------ Available data

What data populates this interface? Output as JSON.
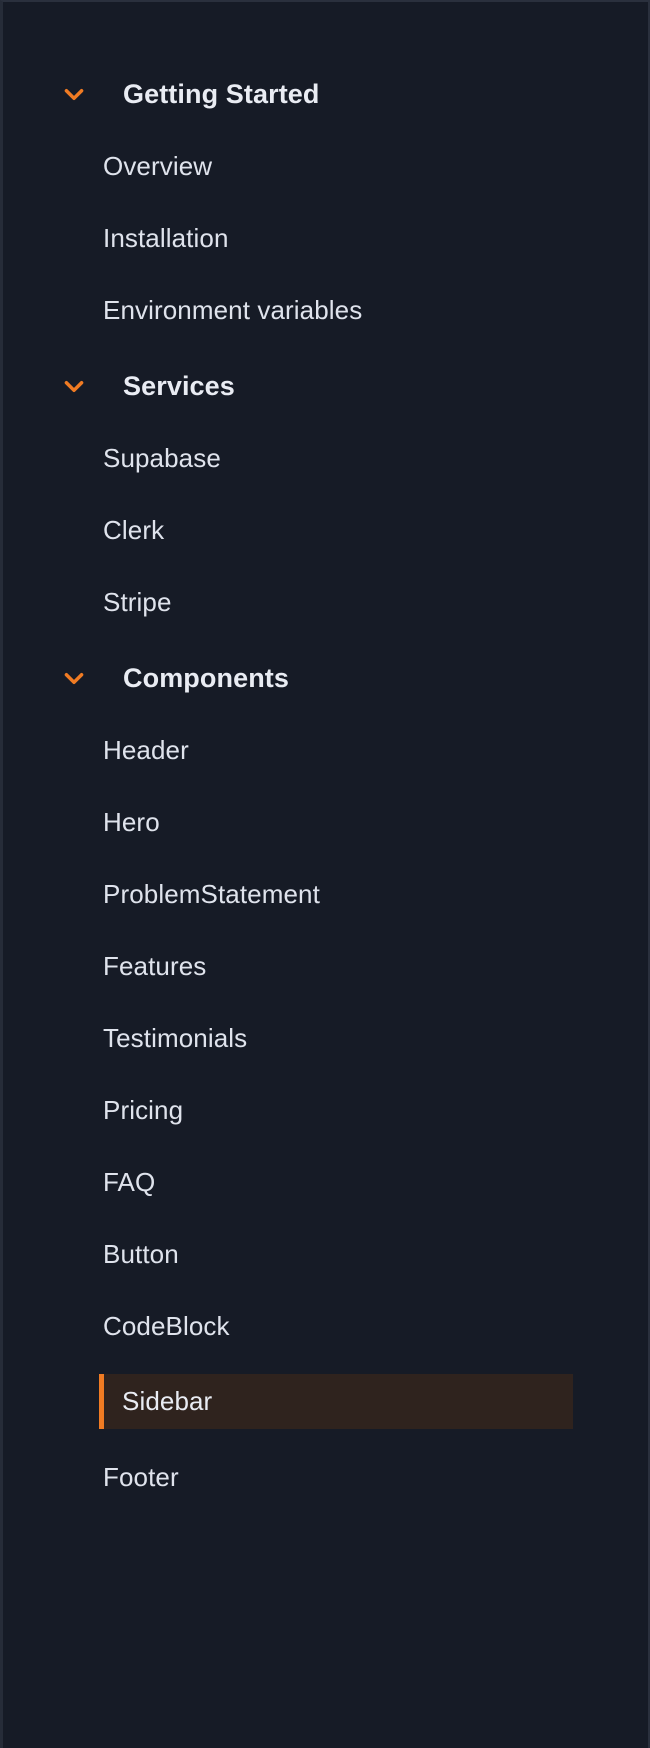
{
  "theme": {
    "panel_bg": "#161b26",
    "panel_border": "#2a303d",
    "accent": "#f07b23",
    "active_bg": "#2f231e",
    "text": "#dfe3ec",
    "heading_text": "#e9ecf3"
  },
  "sidebar": {
    "active_item": "Sidebar",
    "groups": [
      {
        "title": "Getting Started",
        "expanded": true,
        "chevron": "chevron-down-icon",
        "items": [
          {
            "label": "Overview"
          },
          {
            "label": "Installation"
          },
          {
            "label": "Environment variables"
          }
        ]
      },
      {
        "title": "Services",
        "expanded": true,
        "chevron": "chevron-down-icon",
        "items": [
          {
            "label": "Supabase"
          },
          {
            "label": "Clerk"
          },
          {
            "label": "Stripe"
          }
        ]
      },
      {
        "title": "Components",
        "expanded": true,
        "chevron": "chevron-down-icon",
        "items": [
          {
            "label": "Header"
          },
          {
            "label": "Hero"
          },
          {
            "label": "ProblemStatement"
          },
          {
            "label": "Features"
          },
          {
            "label": "Testimonials"
          },
          {
            "label": "Pricing"
          },
          {
            "label": "FAQ"
          },
          {
            "label": "Button"
          },
          {
            "label": "CodeBlock"
          },
          {
            "label": "Sidebar"
          },
          {
            "label": "Footer"
          }
        ]
      }
    ]
  }
}
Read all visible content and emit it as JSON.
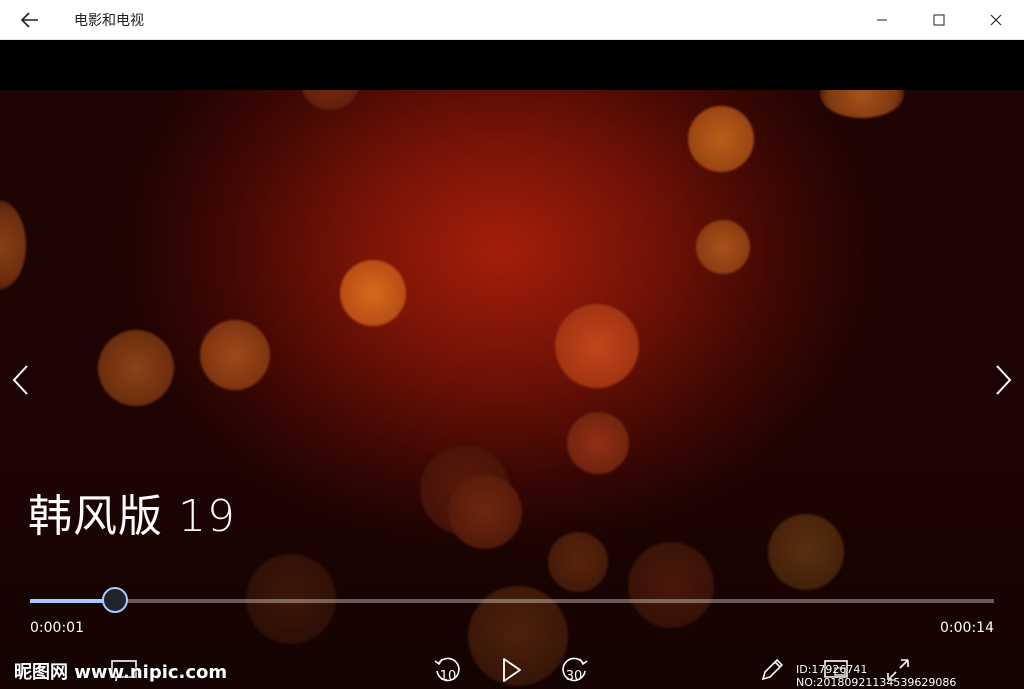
{
  "window": {
    "title": "电影和电视",
    "icons": {
      "back": "back-arrow-icon",
      "minimize": "minimize-icon",
      "maximize": "maximize-icon",
      "close": "close-icon"
    }
  },
  "player": {
    "video_title": "韩风版 19",
    "progress": 0.088,
    "time_elapsed": "0:00:01",
    "time_total": "0:00:14",
    "skip_back_seconds": "10",
    "skip_forward_seconds": "30",
    "colors": {
      "accent": "#a8c8ff",
      "background_center": "#a31e0a",
      "background_edge": "#1e0402"
    }
  },
  "watermark": {
    "left": "昵图网 www.nipic.com",
    "right": "ID:17926741 NO:20180921134539629086"
  }
}
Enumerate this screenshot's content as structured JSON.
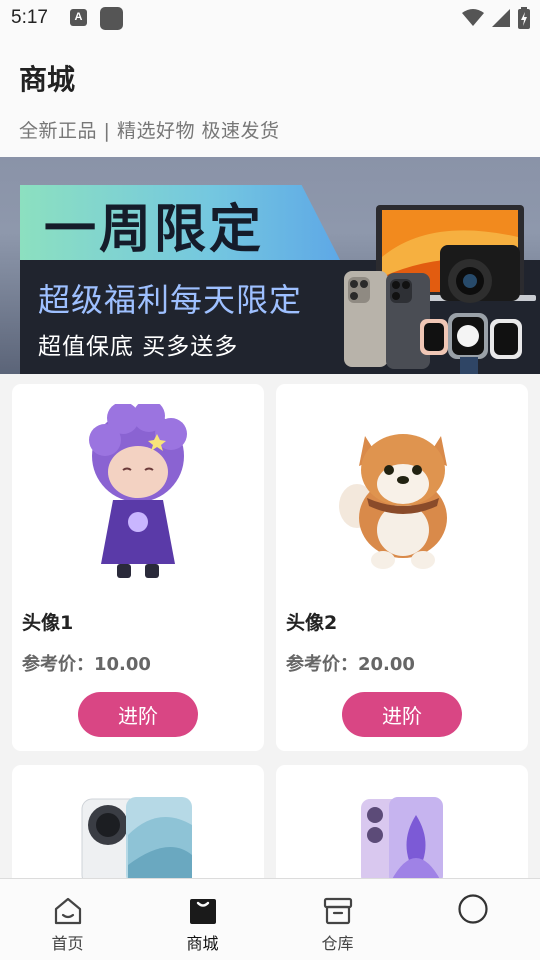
{
  "status_bar": {
    "time": "5:17",
    "a_icon": "A"
  },
  "header": {
    "title": "商城",
    "subtitle": "全新正品 | 精选好物 极速发货"
  },
  "banner": {
    "headline": "一周限定",
    "line1": "超级福利每天限定",
    "line2": "超值保底 买多送多"
  },
  "products": [
    {
      "name": "头像1",
      "price": "参考价：10.00",
      "button": "进阶",
      "icon": "purple-hair-figurine-image"
    },
    {
      "name": "头像2",
      "price": "参考价：20.00",
      "button": "进阶",
      "icon": "shiba-dog-plush-image"
    },
    {
      "icon": "white-phone-image"
    },
    {
      "icon": "purple-phone-image"
    }
  ],
  "tabbar": {
    "items": [
      {
        "label": "首页",
        "icon": "home-icon"
      },
      {
        "label": "商城",
        "icon": "shopping-bag-icon",
        "active": true
      },
      {
        "label": "仓库",
        "icon": "box-icon"
      },
      {
        "label": "",
        "icon": "profile-circle-icon"
      }
    ]
  },
  "colors": {
    "accent": "#d94684",
    "banner_text": "#9ec0ff"
  }
}
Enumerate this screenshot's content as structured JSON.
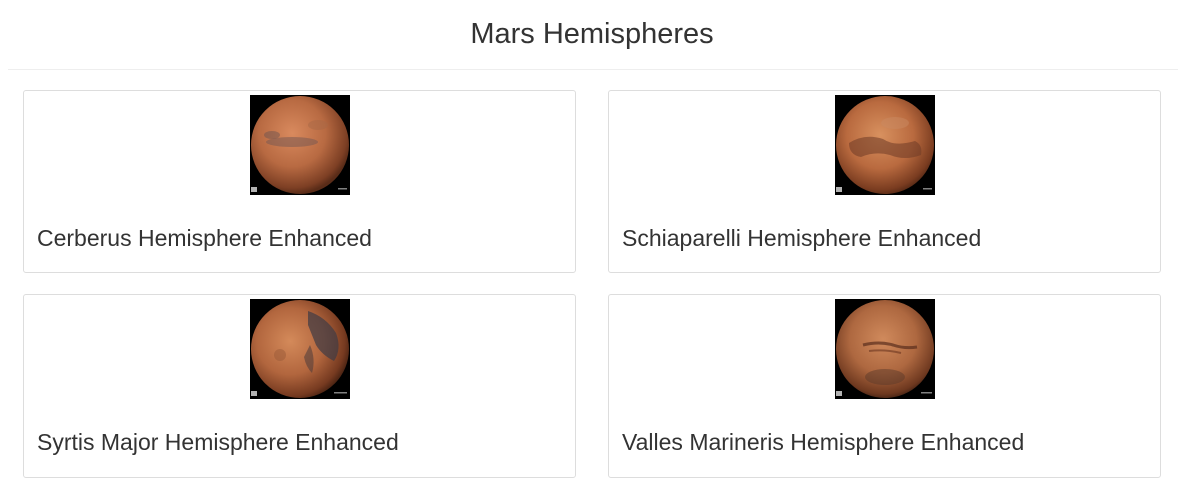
{
  "page": {
    "title": "Mars Hemispheres"
  },
  "hemispheres": [
    {
      "title": "Cerberus Hemisphere Enhanced",
      "icon": "mars-cerberus-image"
    },
    {
      "title": "Schiaparelli Hemisphere Enhanced",
      "icon": "mars-schiaparelli-image"
    },
    {
      "title": "Syrtis Major Hemisphere Enhanced",
      "icon": "mars-syrtis-major-image"
    },
    {
      "title": "Valles Marineris Hemisphere Enhanced",
      "icon": "mars-valles-marineris-image"
    }
  ],
  "colors": {
    "text": "#333333",
    "card_border": "#dddddd",
    "divider": "#eeeeee",
    "image_background": "#000000",
    "mars_surface": "#b8623a"
  }
}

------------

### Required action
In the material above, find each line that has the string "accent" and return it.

### Output for this exercise
    "accent": "#f07b23",
      "accent": "#a8c8ff",
    "accent": "#d94684",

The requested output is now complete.